━━━ EXERCISE DATA ━━━
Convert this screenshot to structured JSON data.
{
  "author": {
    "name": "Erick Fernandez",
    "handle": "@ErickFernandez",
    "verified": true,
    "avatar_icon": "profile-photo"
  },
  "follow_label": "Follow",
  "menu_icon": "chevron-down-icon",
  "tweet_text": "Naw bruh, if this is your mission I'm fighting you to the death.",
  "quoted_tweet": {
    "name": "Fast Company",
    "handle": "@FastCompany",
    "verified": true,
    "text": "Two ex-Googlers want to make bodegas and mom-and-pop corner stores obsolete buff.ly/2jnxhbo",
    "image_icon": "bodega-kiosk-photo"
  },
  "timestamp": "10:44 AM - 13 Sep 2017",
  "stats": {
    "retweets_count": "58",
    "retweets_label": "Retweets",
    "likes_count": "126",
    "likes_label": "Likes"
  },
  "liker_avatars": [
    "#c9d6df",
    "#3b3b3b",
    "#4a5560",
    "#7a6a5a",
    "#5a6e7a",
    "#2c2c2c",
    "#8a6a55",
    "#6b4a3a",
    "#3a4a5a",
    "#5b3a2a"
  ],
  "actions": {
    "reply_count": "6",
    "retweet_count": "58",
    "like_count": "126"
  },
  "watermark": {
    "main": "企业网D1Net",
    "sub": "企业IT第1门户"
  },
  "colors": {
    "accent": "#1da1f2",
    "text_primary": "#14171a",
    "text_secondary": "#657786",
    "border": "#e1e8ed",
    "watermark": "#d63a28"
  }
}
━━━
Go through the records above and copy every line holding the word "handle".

ANSWER TO THE PROBLEM:
    "handle": "@ErickFernandez",
    "handle": "@FastCompany",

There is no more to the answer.